Below is a concept diagram of the Walliston site. It shows the antenna mast, which is 75? (23M) high along with the layout of the antennas. Yes there are a lot of antennas and yes there is more than one way to put together the antenna layout. The number of antennas could be reduced. This design uses split antennas on all systems except the 70CM digital repeater and the 23CM high-speed digital simplex system.

Split Antennas

Split antennas means one for receive and one for transmit for each duplex repeater, rather than a duplexer feeding one antenna. This offers one major advantage, less filter isolation is required (cavity filters) and zero desensing is much easier to achieve.

What type of antenna to use?

Folded dipoles and in particular the ones you see on commercial installations are cheap, broadband, DC earthed for lightning protection, low SWR (1.2 or better), robust, come in a wide frequency range, can be custom made if required (e.g. 23cm) and can be stacked (more than one) to produce increased gain. And these antennas are designed to work side mounted on a tower, which is the type of installation we are looking at. Side mounting also produces 3dB gain, which is ideal, as the Walliston site should direct most of the signals to the West.

VHF Folded Dipole

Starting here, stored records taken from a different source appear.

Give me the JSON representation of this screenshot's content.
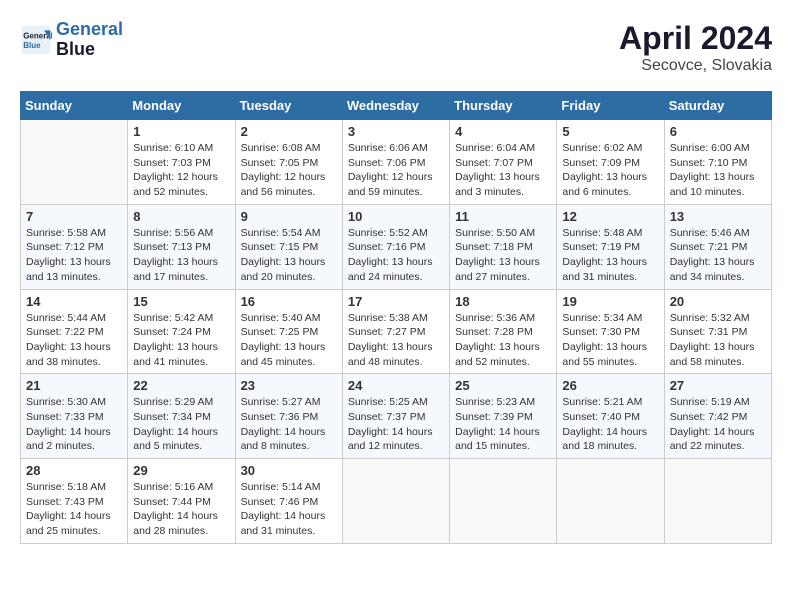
{
  "header": {
    "logo_line1": "General",
    "logo_line2": "Blue",
    "month": "April 2024",
    "location": "Secovce, Slovakia"
  },
  "days_of_week": [
    "Sunday",
    "Monday",
    "Tuesday",
    "Wednesday",
    "Thursday",
    "Friday",
    "Saturday"
  ],
  "weeks": [
    [
      {
        "day": "",
        "info": ""
      },
      {
        "day": "1",
        "info": "Sunrise: 6:10 AM\nSunset: 7:03 PM\nDaylight: 12 hours\nand 52 minutes."
      },
      {
        "day": "2",
        "info": "Sunrise: 6:08 AM\nSunset: 7:05 PM\nDaylight: 12 hours\nand 56 minutes."
      },
      {
        "day": "3",
        "info": "Sunrise: 6:06 AM\nSunset: 7:06 PM\nDaylight: 12 hours\nand 59 minutes."
      },
      {
        "day": "4",
        "info": "Sunrise: 6:04 AM\nSunset: 7:07 PM\nDaylight: 13 hours\nand 3 minutes."
      },
      {
        "day": "5",
        "info": "Sunrise: 6:02 AM\nSunset: 7:09 PM\nDaylight: 13 hours\nand 6 minutes."
      },
      {
        "day": "6",
        "info": "Sunrise: 6:00 AM\nSunset: 7:10 PM\nDaylight: 13 hours\nand 10 minutes."
      }
    ],
    [
      {
        "day": "7",
        "info": "Sunrise: 5:58 AM\nSunset: 7:12 PM\nDaylight: 13 hours\nand 13 minutes."
      },
      {
        "day": "8",
        "info": "Sunrise: 5:56 AM\nSunset: 7:13 PM\nDaylight: 13 hours\nand 17 minutes."
      },
      {
        "day": "9",
        "info": "Sunrise: 5:54 AM\nSunset: 7:15 PM\nDaylight: 13 hours\nand 20 minutes."
      },
      {
        "day": "10",
        "info": "Sunrise: 5:52 AM\nSunset: 7:16 PM\nDaylight: 13 hours\nand 24 minutes."
      },
      {
        "day": "11",
        "info": "Sunrise: 5:50 AM\nSunset: 7:18 PM\nDaylight: 13 hours\nand 27 minutes."
      },
      {
        "day": "12",
        "info": "Sunrise: 5:48 AM\nSunset: 7:19 PM\nDaylight: 13 hours\nand 31 minutes."
      },
      {
        "day": "13",
        "info": "Sunrise: 5:46 AM\nSunset: 7:21 PM\nDaylight: 13 hours\nand 34 minutes."
      }
    ],
    [
      {
        "day": "14",
        "info": "Sunrise: 5:44 AM\nSunset: 7:22 PM\nDaylight: 13 hours\nand 38 minutes."
      },
      {
        "day": "15",
        "info": "Sunrise: 5:42 AM\nSunset: 7:24 PM\nDaylight: 13 hours\nand 41 minutes."
      },
      {
        "day": "16",
        "info": "Sunrise: 5:40 AM\nSunset: 7:25 PM\nDaylight: 13 hours\nand 45 minutes."
      },
      {
        "day": "17",
        "info": "Sunrise: 5:38 AM\nSunset: 7:27 PM\nDaylight: 13 hours\nand 48 minutes."
      },
      {
        "day": "18",
        "info": "Sunrise: 5:36 AM\nSunset: 7:28 PM\nDaylight: 13 hours\nand 52 minutes."
      },
      {
        "day": "19",
        "info": "Sunrise: 5:34 AM\nSunset: 7:30 PM\nDaylight: 13 hours\nand 55 minutes."
      },
      {
        "day": "20",
        "info": "Sunrise: 5:32 AM\nSunset: 7:31 PM\nDaylight: 13 hours\nand 58 minutes."
      }
    ],
    [
      {
        "day": "21",
        "info": "Sunrise: 5:30 AM\nSunset: 7:33 PM\nDaylight: 14 hours\nand 2 minutes."
      },
      {
        "day": "22",
        "info": "Sunrise: 5:29 AM\nSunset: 7:34 PM\nDaylight: 14 hours\nand 5 minutes."
      },
      {
        "day": "23",
        "info": "Sunrise: 5:27 AM\nSunset: 7:36 PM\nDaylight: 14 hours\nand 8 minutes."
      },
      {
        "day": "24",
        "info": "Sunrise: 5:25 AM\nSunset: 7:37 PM\nDaylight: 14 hours\nand 12 minutes."
      },
      {
        "day": "25",
        "info": "Sunrise: 5:23 AM\nSunset: 7:39 PM\nDaylight: 14 hours\nand 15 minutes."
      },
      {
        "day": "26",
        "info": "Sunrise: 5:21 AM\nSunset: 7:40 PM\nDaylight: 14 hours\nand 18 minutes."
      },
      {
        "day": "27",
        "info": "Sunrise: 5:19 AM\nSunset: 7:42 PM\nDaylight: 14 hours\nand 22 minutes."
      }
    ],
    [
      {
        "day": "28",
        "info": "Sunrise: 5:18 AM\nSunset: 7:43 PM\nDaylight: 14 hours\nand 25 minutes."
      },
      {
        "day": "29",
        "info": "Sunrise: 5:16 AM\nSunset: 7:44 PM\nDaylight: 14 hours\nand 28 minutes."
      },
      {
        "day": "30",
        "info": "Sunrise: 5:14 AM\nSunset: 7:46 PM\nDaylight: 14 hours\nand 31 minutes."
      },
      {
        "day": "",
        "info": ""
      },
      {
        "day": "",
        "info": ""
      },
      {
        "day": "",
        "info": ""
      },
      {
        "day": "",
        "info": ""
      }
    ]
  ]
}
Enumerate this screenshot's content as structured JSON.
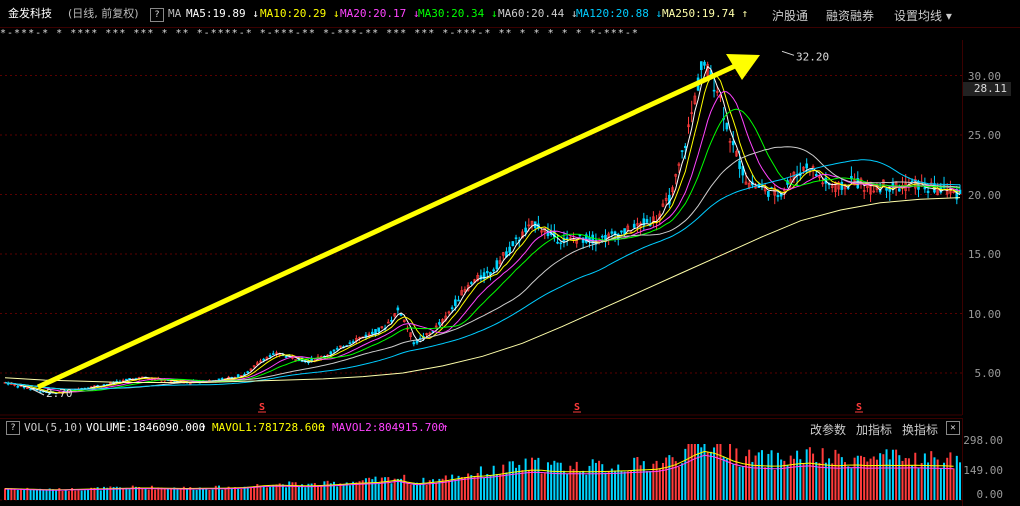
{
  "header": {
    "stock_name": "金发科技",
    "period": "(日线, 前复权)",
    "help_icon_label": "?",
    "ma_label": "MA",
    "ma_items": [
      {
        "label": "MA5:19.89",
        "arrow": "↓",
        "color": "#ffffff"
      },
      {
        "label": "MA10:20.29",
        "arrow": "↓",
        "color": "#ffff00"
      },
      {
        "label": "MA20:20.17",
        "arrow": "↓",
        "color": "#ff44ff"
      },
      {
        "label": "MA30:20.34",
        "arrow": "↓",
        "color": "#00ff00"
      },
      {
        "label": "MA60:20.44",
        "arrow": "↓",
        "color": "#cccccc"
      },
      {
        "label": "MA120:20.88",
        "arrow": "↓",
        "color": "#00ccff"
      },
      {
        "label": "MA250:19.74",
        "arrow": "↑",
        "color": "#ffffaa"
      }
    ],
    "tabs": [
      "沪股通",
      "融资融券",
      "设置均线 ▾"
    ]
  },
  "marks_row": "*-***-* *  **** *** *** * **  *-****-* *-***-** *-***-** ***  ***  *-***-* ** * * *  * * *-***-*",
  "annotations": {
    "high": "32.20",
    "low": "2.70",
    "current_price": "28.11",
    "s_marker": "S"
  },
  "y_axis": [
    "30.00",
    "25.00",
    "20.00",
    "15.00",
    "10.00",
    "5.00"
  ],
  "volume": {
    "help_icon_label": "?",
    "title": "VOL(5,10)",
    "volume_label": "VOLUME:1846090.000",
    "mavol1_label": "MAVOL1:781728.600",
    "mavol2_label": "MAVOL2:804915.700",
    "up_arrow": "↑",
    "tabs": [
      "改参数",
      "加指标",
      "换指标"
    ],
    "close_label": "✕",
    "y_axis": [
      "298.00",
      "149.00",
      "0.00"
    ]
  },
  "colors": {
    "up": "#ff3b3b",
    "down": "#00d4ff",
    "arrow": "#ffff00",
    "grid": "#5a0000"
  },
  "chart_data": {
    "type": "candlestick",
    "y_axis_ticks": [
      5,
      10,
      15,
      20,
      25,
      30
    ],
    "annotated_high": 32.2,
    "annotated_low": 2.7,
    "current_price": 28.11,
    "moving_averages": [
      {
        "name": "MA5",
        "value": 19.89
      },
      {
        "name": "MA10",
        "value": 20.29
      },
      {
        "name": "MA20",
        "value": 20.17
      },
      {
        "name": "MA30",
        "value": 20.34
      },
      {
        "name": "MA60",
        "value": 20.44
      },
      {
        "name": "MA120",
        "value": 20.88
      },
      {
        "name": "MA250",
        "value": 19.74
      }
    ],
    "price_path": [
      4.2,
      3.9,
      3.6,
      3.3,
      3.4,
      3.7,
      3.9,
      4.1,
      4.4,
      4.6,
      4.5,
      4.3,
      4.2,
      4.3,
      4.4,
      4.6,
      5.0,
      6.2,
      6.6,
      6.3,
      6.0,
      6.4,
      7.0,
      7.8,
      8.2,
      8.8,
      10.4,
      7.5,
      8.3,
      9.5,
      11.5,
      12.8,
      13.4,
      15.0,
      16.5,
      17.6,
      16.6,
      16.1,
      16.3,
      16.2,
      16.5,
      16.9,
      17.5,
      18.0,
      20.0,
      25.0,
      31.0,
      29.0,
      24.0,
      21.0,
      20.5,
      20.0,
      21.5,
      22.5,
      21.0,
      20.5,
      21.2,
      20.5,
      20.8,
      20.6,
      20.9,
      20.5,
      20.4,
      20.0
    ],
    "ma250_path": [
      4.6,
      4.4,
      4.3,
      4.2,
      4.2,
      4.2,
      4.3,
      4.4,
      4.5,
      4.7,
      5.0,
      5.6,
      6.4,
      7.5,
      8.9,
      10.4,
      11.9,
      13.4,
      14.9,
      16.4,
      17.8,
      18.7,
      19.3,
      19.6,
      19.74
    ],
    "volume_ylim": [
      0,
      298
    ]
  }
}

Due to the number of antennas and the number of coaxes required in this design there are some options to reduce this. For example the 2M receiving dipoles (2 of) could be phased together (3dB gain) connected to one coax and then split via a low gain RF amp at the bottom of the tower, giving two antenna feeds. Or only one dipole could be used (to save antenna space) and split as described.

The 4-dipole arrays on 23cm and 70cm could be reduced to 2 dipole arrays. It all depends on what the tower can support.

The diagram is only roughly to size but a to scale diagram can be produced to give us a better idea of the antenna space taken.

Suggested Tower Config

Walliston tower configuration

I hope this document encourages discussion and more ideas. The antenna installation is one important (if not the most important) aspect of this complex installation. If we wish to achieve the very best performance RF wise then considerable engineering excellence needs to be our number one goal.


D-Star Progress/Update – 16 April 2008

On the subject of progress on my DStar commitments: the 400AH battery bank is OK & on charge, but difficult for me to do much more (ie: arrange support racking/battery straps & cables/DC distribution system) until we agree where & how the batteries are to be housed in relation to the equipment. Mains power supply is tested & working OK, I plan some preventive work to improve its reliability, and modify to add dry-contact alarm outputs (to signal mains failure/low voltage etc).

70cm diplexer still needs a fair bit of work, but should be straightforward. 23cm iplexer is still an unknown quantity – although I have an offer of assistance I am yet to follow up properly, but aim to do so soon.

BR & 73,
Anthony VK6AXB.